>>>

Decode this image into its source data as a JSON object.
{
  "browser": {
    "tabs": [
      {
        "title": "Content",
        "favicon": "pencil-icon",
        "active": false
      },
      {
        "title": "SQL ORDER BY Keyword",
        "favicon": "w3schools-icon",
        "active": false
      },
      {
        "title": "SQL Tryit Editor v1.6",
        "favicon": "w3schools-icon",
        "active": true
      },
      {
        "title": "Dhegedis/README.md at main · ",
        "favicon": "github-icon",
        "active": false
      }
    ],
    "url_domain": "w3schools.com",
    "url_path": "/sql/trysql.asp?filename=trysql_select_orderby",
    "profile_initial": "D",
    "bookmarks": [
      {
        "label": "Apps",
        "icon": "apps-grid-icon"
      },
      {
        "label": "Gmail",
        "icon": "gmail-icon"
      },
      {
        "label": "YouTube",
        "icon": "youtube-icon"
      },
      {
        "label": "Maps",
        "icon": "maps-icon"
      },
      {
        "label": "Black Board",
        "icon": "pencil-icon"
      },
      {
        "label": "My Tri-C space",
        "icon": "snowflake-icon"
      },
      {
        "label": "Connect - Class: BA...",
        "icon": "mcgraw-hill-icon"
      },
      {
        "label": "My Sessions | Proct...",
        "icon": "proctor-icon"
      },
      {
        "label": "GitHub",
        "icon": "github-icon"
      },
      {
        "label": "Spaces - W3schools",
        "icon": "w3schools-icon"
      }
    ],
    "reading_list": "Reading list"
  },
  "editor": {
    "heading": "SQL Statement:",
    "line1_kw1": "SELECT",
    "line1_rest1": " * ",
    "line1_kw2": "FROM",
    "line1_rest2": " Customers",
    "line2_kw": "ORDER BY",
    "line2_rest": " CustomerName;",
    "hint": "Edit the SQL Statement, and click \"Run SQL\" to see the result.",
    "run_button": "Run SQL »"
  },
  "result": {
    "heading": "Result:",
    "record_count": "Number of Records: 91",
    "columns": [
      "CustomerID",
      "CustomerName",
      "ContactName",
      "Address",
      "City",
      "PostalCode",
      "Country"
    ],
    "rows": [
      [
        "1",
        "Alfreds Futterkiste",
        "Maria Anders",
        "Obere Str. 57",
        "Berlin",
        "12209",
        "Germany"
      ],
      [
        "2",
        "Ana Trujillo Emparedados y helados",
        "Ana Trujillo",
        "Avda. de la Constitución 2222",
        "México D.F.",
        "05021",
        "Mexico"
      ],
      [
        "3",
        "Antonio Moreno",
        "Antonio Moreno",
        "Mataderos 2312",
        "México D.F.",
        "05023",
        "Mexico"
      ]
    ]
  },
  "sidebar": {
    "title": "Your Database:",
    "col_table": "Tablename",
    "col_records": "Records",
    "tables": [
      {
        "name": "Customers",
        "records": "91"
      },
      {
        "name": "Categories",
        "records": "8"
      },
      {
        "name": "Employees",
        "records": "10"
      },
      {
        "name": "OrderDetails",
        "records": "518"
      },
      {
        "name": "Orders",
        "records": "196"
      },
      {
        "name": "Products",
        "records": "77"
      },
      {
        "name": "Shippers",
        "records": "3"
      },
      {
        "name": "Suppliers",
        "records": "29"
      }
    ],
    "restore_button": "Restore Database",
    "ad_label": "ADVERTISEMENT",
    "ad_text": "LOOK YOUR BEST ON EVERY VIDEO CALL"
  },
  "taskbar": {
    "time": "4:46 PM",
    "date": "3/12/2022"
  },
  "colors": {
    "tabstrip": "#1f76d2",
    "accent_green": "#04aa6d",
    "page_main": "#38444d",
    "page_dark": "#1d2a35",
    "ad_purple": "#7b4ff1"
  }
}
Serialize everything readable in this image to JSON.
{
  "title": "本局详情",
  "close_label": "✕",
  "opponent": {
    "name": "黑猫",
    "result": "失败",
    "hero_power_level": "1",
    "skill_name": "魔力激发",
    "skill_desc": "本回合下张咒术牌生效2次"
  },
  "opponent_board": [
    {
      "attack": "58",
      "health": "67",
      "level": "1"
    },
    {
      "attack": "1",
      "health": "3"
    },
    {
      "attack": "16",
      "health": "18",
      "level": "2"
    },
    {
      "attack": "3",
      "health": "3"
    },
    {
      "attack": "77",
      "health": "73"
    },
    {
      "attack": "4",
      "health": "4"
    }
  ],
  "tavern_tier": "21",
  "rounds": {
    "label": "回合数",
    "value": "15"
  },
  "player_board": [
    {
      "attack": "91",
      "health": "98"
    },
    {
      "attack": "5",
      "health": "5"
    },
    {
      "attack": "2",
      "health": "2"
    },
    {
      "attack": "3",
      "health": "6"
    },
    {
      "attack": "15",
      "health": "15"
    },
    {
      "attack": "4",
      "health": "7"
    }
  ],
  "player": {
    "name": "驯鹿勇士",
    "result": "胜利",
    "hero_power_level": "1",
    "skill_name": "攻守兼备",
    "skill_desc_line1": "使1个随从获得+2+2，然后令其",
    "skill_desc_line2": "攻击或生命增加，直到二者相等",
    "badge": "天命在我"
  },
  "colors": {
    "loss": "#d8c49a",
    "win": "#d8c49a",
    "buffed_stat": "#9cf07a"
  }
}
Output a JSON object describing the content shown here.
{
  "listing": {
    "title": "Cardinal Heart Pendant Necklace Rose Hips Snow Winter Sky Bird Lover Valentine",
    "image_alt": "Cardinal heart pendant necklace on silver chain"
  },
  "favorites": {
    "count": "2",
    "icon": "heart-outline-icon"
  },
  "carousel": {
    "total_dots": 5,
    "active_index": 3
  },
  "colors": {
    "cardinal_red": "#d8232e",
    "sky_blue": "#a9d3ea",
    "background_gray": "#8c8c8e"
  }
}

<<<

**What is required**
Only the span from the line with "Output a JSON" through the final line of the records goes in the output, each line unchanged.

**Task answer**
Output a JSON object describing the content shown here.
{
  "listing": {
    "title": "Cardinal Heart Pendant Necklace Rose Hips Snow Winter Sky Bird Lover Valentine",
    "image_alt": "Cardinal heart pendant necklace on silver chain"
  },
  "favorites": {
    "count": "2",
    "icon": "heart-outline-icon"
  },
  "carousel": {
    "total_dots": 5,
    "active_index": 3
  },
  "colors": {
    "cardinal_red": "#d8232e",
    "sky_blue": "#a9d3ea",
    "background_gray": "#8c8c8e"
  }
}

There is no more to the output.